[Page and application data records]

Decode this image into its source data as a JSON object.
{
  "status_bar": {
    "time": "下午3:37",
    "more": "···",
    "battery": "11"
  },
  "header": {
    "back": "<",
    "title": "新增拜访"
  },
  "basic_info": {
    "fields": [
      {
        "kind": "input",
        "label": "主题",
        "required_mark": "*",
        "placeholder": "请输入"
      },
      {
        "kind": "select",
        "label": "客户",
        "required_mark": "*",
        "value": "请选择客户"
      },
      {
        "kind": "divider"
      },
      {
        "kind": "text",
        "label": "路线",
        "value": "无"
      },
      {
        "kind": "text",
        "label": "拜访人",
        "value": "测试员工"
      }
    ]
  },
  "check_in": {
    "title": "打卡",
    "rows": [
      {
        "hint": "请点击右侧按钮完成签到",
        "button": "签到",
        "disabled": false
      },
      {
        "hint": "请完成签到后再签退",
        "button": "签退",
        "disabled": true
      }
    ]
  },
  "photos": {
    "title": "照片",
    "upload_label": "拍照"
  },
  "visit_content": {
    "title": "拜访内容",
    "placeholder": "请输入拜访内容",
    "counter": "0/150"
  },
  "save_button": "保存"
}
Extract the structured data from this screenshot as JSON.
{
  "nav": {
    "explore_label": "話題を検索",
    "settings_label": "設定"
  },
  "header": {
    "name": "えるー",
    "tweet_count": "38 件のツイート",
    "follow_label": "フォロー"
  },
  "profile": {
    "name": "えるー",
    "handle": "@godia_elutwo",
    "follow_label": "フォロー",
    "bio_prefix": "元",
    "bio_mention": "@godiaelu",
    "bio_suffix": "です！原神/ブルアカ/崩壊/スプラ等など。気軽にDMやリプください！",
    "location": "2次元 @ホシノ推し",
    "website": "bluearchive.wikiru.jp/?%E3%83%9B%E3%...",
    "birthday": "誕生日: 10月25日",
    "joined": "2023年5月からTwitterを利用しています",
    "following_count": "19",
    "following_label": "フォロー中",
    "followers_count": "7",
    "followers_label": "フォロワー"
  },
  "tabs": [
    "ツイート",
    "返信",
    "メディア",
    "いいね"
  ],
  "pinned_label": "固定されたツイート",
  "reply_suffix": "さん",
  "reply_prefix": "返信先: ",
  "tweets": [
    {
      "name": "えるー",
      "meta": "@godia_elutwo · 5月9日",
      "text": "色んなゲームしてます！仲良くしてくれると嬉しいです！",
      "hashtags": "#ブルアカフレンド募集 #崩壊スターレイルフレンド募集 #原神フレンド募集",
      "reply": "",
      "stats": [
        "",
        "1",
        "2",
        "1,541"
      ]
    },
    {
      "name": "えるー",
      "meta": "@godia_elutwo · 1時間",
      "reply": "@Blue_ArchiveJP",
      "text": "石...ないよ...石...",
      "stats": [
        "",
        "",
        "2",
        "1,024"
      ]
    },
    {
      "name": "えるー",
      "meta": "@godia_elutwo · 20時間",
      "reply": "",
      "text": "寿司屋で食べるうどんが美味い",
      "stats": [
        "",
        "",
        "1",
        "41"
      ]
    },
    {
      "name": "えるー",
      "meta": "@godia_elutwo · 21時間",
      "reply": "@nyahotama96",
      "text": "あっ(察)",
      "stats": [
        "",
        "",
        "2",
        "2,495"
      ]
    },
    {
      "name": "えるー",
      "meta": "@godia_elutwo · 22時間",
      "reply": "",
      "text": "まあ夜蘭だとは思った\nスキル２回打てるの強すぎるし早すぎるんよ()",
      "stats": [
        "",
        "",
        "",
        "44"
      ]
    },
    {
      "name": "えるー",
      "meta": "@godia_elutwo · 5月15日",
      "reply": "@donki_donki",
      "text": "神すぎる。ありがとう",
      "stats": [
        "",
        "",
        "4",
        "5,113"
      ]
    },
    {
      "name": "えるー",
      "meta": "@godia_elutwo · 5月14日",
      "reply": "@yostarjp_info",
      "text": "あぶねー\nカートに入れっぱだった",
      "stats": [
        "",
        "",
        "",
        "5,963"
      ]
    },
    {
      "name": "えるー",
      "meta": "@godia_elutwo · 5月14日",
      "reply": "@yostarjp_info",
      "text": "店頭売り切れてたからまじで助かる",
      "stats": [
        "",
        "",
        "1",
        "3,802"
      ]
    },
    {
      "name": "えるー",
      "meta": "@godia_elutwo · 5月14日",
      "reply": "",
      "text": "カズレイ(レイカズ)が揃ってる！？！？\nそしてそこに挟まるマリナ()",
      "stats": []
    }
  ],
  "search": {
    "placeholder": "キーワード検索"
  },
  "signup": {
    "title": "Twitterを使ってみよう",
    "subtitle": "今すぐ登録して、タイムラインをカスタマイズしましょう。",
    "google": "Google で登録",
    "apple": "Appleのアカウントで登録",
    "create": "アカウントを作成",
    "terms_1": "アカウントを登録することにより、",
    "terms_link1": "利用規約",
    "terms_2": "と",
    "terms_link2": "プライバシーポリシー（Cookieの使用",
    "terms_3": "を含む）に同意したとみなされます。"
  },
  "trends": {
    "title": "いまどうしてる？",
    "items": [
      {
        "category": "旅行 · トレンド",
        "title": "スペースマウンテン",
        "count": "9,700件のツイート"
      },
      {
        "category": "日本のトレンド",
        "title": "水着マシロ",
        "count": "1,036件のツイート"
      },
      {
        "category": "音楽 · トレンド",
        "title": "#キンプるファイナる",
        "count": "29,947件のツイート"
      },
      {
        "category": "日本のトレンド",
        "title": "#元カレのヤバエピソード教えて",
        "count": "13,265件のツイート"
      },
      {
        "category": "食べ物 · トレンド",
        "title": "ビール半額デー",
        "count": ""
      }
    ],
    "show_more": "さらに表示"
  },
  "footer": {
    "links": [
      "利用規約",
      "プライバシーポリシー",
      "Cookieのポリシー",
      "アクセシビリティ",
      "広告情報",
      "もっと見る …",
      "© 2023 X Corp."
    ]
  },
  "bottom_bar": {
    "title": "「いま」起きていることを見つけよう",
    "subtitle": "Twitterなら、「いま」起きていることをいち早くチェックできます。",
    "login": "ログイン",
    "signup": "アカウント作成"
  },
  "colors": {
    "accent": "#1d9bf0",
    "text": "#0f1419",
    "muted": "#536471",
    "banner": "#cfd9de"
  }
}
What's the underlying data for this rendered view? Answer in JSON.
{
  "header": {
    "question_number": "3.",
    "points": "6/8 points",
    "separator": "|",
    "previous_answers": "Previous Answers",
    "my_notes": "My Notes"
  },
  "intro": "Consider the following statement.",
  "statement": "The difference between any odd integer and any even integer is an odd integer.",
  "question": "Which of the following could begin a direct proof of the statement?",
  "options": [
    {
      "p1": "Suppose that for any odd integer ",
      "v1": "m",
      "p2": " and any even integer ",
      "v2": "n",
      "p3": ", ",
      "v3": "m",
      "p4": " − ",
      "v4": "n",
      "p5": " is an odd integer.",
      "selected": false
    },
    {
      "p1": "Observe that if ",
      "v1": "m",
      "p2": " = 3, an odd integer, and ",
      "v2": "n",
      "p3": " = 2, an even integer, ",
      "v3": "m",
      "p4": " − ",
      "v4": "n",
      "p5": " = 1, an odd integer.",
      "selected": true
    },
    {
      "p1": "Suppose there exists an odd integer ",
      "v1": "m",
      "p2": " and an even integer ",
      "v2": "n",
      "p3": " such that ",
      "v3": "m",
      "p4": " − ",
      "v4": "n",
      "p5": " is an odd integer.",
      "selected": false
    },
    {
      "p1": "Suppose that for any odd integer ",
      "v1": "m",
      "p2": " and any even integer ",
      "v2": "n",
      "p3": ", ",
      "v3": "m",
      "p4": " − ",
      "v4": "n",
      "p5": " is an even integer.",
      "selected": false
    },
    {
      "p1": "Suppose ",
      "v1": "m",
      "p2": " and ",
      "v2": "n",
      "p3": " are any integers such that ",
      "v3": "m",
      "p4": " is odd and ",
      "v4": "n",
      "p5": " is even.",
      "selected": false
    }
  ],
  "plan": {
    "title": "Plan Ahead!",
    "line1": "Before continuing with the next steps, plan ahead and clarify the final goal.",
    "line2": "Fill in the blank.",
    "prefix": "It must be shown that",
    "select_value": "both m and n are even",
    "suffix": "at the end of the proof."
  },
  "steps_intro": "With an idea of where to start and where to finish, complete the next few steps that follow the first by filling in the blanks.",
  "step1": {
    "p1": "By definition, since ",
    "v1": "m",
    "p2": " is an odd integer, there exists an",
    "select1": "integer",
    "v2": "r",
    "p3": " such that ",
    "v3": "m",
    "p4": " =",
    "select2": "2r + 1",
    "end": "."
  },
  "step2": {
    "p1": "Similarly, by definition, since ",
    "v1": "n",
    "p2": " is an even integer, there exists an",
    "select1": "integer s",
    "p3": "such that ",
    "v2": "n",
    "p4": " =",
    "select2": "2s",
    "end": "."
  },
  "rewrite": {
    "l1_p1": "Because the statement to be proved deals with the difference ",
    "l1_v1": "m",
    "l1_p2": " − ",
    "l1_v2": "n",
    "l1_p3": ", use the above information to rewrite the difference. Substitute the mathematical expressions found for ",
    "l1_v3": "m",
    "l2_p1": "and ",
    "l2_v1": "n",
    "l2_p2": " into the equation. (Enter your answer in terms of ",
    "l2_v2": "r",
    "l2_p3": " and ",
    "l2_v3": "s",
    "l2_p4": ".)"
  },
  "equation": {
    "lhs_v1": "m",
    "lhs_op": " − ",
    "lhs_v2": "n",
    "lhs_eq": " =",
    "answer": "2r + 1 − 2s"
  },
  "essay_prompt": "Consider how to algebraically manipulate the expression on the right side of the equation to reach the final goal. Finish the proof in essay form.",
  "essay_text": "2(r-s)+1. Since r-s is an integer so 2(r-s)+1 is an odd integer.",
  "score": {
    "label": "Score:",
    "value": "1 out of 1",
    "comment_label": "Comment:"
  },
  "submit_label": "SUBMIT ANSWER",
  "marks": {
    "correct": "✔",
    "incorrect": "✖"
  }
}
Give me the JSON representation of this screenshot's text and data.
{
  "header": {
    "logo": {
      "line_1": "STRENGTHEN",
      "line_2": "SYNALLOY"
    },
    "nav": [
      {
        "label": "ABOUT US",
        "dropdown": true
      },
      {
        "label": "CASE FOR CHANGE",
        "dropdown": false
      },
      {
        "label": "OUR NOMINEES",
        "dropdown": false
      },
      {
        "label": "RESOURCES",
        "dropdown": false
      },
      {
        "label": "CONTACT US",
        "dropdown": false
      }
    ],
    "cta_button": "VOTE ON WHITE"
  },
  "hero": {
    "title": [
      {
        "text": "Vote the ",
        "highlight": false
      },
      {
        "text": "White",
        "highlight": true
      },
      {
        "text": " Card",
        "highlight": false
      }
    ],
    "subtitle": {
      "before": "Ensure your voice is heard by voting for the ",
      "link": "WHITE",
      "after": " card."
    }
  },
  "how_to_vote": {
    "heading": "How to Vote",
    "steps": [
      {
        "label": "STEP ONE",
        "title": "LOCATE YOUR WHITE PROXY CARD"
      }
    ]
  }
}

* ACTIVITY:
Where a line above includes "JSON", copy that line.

* EXPECTED OUTPUT:
Decode this image into its source data as a JSON object.
Extract the structured data from this screenshot as JSON.
What's the underlying data for this rendered view? Answer in JSON.
Give me the JSON representation of this screenshot's text and data.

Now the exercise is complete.